Aron Bielski was born in 1927 on a farm in Stankiewicze, Poland, a rural area outside of Novogrudok. He was the youngest of ten brothers and two sisters. When the Nazis invaded the Soviet Union, three of his brothers Tuvia, Asael and Zus, all of whom were more than 15 years older than Aron, lived with their own families away from the Bielski farm. But Aron remained at home on the farm, helping his parents with chores.
In July 1941, the German army arrived in Stankiewicze and imprisoned the town’s Jews in the Novogrudok ghetto. The older Bielski Brothers refused to go into the ghetto and fled to the nearby forest, but Aron, and his parents Belia and David, remained at the farm. Two of Aron’s other brothers, Abraham and Yankel, were not lucky enough to make it into the freedom of the woods and were murdered in their village. Aron’s parents, David and Bella were murdered in a mass killing there in December 1941. A monument has been erected at the site of the mass murder.
Together the brothers formed a partisan group, composed entirely of Jews, under the leadership of the eldest, Tuvia. The Bielski Brigade saw its primary mission as saving the lives of their fellow Jews. They encouraged and helped Jews in nearby ghettos escape, and welcomed them into the unit. Aron played a tremendous role in bringing Jews from the ghetto to the Bielski’s forest encampment. His youth and agility allowed him to travel and sneak into the ghetto undetected, and his welcoming personality gave would be escapees encouragement. In his diary Tuvia Bielski wrote, “It is Aron who brings life into the community. He finds other survivors and introduces them to our district.”

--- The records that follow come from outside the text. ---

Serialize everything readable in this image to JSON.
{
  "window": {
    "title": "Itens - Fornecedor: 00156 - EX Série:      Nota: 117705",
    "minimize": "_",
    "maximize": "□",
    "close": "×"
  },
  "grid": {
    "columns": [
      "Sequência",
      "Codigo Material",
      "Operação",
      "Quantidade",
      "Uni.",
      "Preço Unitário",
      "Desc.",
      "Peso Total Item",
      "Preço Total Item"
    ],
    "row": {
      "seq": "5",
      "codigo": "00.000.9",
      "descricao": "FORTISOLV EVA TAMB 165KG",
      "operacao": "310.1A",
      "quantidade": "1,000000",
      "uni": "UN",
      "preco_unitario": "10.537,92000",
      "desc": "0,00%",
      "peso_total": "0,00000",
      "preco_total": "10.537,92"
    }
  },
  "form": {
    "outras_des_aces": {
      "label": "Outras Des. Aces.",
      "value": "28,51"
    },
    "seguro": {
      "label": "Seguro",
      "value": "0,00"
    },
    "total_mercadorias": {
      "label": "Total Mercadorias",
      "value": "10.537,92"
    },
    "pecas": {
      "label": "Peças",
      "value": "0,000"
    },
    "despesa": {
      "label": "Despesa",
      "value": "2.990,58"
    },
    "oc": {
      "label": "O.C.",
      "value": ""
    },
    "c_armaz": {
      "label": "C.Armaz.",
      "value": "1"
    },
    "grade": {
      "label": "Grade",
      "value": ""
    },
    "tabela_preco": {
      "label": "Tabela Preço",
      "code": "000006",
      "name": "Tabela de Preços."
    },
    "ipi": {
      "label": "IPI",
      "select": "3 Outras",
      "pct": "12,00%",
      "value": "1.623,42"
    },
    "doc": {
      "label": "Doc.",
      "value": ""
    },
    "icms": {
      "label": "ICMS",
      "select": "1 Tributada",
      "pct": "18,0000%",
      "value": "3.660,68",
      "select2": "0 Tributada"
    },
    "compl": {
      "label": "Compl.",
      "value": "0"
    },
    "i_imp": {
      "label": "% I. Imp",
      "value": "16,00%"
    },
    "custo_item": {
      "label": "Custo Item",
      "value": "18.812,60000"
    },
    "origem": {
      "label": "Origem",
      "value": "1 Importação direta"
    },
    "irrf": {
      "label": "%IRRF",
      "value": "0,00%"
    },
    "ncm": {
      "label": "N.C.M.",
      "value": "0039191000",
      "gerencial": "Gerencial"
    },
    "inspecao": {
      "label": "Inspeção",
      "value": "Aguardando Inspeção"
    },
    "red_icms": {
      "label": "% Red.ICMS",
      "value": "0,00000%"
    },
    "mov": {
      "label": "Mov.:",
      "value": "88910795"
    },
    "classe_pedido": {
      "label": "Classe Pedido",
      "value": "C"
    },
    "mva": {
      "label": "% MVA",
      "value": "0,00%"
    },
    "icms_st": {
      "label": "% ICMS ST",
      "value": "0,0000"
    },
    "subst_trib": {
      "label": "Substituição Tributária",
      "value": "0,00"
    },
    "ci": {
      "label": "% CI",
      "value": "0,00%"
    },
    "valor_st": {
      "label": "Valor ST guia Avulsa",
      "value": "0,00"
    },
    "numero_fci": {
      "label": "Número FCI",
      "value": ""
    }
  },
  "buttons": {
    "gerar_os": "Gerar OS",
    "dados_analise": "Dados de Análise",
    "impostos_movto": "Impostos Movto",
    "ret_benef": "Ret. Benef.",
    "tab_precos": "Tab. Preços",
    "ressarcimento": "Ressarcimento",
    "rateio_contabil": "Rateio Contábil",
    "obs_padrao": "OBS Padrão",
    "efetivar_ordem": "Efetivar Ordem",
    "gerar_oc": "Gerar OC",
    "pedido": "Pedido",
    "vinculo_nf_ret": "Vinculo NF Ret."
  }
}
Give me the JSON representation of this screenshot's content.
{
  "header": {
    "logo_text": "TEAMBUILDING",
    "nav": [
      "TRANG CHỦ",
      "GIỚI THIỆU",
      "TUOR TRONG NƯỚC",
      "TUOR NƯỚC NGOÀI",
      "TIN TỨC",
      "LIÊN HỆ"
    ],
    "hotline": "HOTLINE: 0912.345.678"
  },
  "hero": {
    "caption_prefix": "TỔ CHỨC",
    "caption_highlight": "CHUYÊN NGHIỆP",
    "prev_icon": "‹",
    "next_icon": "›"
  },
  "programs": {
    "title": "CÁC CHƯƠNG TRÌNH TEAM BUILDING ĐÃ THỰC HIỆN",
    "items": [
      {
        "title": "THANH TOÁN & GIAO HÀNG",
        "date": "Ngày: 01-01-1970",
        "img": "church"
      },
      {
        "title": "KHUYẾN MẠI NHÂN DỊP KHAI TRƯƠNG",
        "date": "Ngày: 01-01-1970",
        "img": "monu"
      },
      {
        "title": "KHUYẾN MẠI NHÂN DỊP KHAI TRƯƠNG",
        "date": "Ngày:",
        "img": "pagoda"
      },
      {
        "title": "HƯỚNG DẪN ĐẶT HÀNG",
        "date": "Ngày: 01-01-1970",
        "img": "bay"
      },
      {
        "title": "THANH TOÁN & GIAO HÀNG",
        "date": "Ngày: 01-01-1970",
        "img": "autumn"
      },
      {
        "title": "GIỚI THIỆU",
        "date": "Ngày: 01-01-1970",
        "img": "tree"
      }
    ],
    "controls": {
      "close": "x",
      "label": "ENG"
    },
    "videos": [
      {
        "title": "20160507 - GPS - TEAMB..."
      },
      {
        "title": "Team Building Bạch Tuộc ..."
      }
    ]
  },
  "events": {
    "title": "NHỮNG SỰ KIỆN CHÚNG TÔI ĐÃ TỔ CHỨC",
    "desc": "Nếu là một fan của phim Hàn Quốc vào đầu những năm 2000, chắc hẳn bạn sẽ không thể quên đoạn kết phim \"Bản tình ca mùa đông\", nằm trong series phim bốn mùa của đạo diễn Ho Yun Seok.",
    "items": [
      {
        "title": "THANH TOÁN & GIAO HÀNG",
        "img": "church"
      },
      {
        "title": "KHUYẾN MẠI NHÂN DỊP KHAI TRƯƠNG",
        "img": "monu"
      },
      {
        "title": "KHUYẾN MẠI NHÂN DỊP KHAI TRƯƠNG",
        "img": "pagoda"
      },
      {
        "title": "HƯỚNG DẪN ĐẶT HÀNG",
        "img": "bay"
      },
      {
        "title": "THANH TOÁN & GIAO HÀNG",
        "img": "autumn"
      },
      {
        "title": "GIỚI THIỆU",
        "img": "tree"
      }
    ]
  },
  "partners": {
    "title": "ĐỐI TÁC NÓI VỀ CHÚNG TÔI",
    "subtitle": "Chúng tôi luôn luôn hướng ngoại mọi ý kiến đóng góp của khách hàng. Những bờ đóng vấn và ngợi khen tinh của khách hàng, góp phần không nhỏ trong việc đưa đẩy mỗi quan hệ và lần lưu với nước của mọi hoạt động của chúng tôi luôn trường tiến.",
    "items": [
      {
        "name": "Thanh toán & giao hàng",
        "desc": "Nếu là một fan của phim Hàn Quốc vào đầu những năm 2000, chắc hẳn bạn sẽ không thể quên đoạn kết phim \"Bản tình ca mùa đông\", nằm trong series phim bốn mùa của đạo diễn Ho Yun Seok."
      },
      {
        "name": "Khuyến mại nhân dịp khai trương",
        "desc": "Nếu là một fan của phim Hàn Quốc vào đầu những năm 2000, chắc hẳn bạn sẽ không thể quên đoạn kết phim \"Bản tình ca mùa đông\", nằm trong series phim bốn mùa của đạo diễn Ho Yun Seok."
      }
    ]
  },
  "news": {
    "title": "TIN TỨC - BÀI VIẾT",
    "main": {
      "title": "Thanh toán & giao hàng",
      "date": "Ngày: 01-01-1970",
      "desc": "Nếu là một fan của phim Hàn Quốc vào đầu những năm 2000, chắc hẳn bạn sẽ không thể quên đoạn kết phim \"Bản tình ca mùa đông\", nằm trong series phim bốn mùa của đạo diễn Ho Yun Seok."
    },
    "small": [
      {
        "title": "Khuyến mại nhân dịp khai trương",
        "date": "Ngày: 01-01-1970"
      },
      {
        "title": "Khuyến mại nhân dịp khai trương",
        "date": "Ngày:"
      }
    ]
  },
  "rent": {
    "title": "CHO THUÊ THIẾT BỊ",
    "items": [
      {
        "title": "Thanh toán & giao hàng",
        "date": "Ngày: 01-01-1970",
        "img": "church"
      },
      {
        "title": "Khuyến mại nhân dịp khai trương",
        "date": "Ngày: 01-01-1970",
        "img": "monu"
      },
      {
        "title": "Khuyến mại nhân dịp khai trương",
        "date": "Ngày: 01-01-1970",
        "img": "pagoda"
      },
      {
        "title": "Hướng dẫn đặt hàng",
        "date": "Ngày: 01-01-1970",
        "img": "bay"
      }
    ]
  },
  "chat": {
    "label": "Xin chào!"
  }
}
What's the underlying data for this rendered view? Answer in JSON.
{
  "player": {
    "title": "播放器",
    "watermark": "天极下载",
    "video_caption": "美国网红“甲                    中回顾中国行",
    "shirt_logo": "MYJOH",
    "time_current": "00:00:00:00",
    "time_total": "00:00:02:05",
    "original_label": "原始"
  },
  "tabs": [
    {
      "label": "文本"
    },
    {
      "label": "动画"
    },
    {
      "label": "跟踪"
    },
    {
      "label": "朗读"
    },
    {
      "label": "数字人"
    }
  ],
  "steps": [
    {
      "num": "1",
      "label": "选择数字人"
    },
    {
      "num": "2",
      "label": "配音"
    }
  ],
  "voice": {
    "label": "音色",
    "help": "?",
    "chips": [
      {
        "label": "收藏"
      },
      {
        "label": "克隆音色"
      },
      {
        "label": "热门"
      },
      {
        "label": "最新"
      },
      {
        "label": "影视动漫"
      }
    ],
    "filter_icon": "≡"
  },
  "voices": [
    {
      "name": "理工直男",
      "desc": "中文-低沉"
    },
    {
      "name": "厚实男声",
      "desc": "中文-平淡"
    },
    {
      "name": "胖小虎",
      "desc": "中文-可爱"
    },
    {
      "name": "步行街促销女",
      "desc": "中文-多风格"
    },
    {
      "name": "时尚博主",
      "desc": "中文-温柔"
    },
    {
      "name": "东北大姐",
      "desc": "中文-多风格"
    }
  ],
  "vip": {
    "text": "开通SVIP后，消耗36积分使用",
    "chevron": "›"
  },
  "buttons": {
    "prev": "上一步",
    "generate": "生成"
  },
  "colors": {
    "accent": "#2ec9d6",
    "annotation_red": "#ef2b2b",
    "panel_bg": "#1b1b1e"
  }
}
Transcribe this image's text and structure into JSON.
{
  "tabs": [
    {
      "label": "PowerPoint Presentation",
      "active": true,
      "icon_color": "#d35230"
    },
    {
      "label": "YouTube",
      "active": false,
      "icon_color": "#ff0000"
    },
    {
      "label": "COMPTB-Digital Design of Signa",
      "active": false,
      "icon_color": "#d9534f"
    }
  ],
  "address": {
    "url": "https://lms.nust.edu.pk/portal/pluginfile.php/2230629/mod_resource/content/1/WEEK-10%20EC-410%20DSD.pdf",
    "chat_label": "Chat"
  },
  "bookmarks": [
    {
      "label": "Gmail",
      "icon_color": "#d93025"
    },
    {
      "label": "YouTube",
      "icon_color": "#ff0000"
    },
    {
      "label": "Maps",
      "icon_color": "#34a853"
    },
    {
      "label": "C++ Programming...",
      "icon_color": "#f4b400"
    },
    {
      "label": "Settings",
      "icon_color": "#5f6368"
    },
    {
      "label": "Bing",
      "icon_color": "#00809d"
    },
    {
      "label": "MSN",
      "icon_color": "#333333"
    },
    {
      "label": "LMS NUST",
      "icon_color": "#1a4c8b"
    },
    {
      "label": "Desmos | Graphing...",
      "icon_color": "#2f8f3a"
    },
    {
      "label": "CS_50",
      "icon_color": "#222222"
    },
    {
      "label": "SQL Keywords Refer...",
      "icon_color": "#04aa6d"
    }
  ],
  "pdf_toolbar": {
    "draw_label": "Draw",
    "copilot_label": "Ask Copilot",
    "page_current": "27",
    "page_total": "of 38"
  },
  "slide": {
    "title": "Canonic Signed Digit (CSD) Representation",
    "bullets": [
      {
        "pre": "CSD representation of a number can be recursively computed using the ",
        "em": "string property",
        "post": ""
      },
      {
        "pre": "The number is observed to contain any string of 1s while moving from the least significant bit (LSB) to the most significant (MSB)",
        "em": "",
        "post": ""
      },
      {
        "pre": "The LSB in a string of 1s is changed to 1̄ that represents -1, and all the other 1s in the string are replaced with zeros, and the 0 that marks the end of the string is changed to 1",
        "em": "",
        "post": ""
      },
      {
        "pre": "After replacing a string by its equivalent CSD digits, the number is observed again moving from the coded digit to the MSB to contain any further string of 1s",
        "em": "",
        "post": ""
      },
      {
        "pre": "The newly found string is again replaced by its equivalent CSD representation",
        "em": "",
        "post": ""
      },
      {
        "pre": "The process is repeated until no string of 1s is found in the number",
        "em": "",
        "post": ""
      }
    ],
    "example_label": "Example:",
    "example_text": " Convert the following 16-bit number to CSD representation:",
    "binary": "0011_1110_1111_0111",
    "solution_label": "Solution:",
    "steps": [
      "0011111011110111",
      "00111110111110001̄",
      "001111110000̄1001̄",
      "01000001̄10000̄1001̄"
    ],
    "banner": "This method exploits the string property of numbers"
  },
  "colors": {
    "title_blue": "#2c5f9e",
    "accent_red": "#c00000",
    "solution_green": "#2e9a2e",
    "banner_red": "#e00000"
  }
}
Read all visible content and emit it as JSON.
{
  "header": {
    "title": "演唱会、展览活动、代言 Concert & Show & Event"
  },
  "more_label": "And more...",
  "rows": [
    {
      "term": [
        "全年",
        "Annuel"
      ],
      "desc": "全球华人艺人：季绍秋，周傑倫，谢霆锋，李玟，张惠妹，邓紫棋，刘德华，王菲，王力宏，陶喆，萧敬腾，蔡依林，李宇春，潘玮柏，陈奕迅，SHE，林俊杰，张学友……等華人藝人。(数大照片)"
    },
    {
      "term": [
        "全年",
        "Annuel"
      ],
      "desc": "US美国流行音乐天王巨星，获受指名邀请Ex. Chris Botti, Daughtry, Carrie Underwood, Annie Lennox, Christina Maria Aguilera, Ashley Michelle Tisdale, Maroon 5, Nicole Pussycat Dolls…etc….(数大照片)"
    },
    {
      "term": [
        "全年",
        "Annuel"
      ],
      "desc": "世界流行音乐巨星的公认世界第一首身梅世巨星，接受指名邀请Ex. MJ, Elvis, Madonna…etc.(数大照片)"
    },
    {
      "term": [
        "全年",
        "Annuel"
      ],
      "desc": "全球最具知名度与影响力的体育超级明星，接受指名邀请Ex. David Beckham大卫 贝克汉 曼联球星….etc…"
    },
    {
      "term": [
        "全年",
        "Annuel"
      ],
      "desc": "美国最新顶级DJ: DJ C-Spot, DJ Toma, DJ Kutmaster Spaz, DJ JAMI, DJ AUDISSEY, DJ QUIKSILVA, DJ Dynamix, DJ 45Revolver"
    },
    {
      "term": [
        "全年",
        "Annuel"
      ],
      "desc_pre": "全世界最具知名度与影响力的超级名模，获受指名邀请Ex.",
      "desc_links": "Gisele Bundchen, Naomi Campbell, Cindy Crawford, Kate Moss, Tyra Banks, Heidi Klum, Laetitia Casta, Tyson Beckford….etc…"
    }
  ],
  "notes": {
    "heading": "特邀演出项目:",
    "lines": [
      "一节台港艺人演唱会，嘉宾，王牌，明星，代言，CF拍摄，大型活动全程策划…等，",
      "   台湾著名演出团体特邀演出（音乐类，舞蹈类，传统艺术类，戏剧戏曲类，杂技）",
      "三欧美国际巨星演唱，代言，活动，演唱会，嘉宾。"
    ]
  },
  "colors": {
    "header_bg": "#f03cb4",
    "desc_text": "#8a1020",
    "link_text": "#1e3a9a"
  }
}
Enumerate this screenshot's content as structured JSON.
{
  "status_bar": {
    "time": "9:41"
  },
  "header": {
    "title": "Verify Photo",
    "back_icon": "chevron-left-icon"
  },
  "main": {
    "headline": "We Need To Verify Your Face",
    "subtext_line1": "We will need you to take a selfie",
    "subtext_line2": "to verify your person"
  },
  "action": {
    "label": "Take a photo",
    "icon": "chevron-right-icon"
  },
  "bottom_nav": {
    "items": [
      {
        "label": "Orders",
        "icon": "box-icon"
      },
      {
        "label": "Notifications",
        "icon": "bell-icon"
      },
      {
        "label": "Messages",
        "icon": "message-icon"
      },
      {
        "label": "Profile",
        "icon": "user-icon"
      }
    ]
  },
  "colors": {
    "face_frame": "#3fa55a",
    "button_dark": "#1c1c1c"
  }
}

With Aron’s help, the Bielski Brigade grew to more than 1,200 Jews by the end of the war. Today their descendants number more than 30,000.
After the war, Aron immigrated to Palestine, and served in the army during Israel’s War of Independence in 1948. In 1954, he moved to the United States where his brothers and the rest of his family resided. He and his first wife Judith, had 3 children and 12 grandchildren. Today Aron lives in Palm Beach Florida with his wife Henryka, and he speaks to groups, educators and students regularly about his family’s story of Holocaust resistance and survival.
Aron tells his Jewish partisans story in his autobiography, Forest Scout; Reminiscences.